Provided entries =>

[Start of section]

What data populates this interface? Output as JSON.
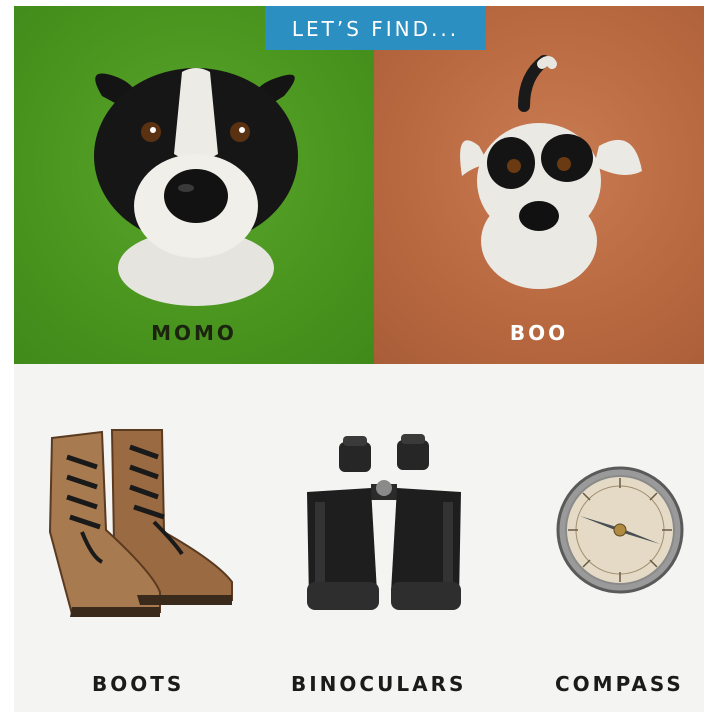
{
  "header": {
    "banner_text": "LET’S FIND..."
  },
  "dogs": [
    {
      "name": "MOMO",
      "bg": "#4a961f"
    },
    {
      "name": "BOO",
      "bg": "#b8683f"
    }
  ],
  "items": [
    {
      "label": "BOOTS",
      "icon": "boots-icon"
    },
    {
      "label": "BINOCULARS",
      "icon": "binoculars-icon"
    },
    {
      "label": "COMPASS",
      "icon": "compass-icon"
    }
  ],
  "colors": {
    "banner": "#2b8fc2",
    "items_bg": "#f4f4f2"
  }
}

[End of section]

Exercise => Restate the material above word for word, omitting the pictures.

Reply =>
What data populates this interface? Output as JSON.
{
  "header": {
    "banner_text": "LET’S FIND..."
  },
  "dogs": [
    {
      "name": "MOMO",
      "bg": "#4a961f"
    },
    {
      "name": "BOO",
      "bg": "#b8683f"
    }
  ],
  "items": [
    {
      "label": "BOOTS",
      "icon": "boots-icon"
    },
    {
      "label": "BINOCULARS",
      "icon": "binoculars-icon"
    },
    {
      "label": "COMPASS",
      "icon": "compass-icon"
    }
  ],
  "colors": {
    "banner": "#2b8fc2",
    "items_bg": "#f4f4f2"
  }
}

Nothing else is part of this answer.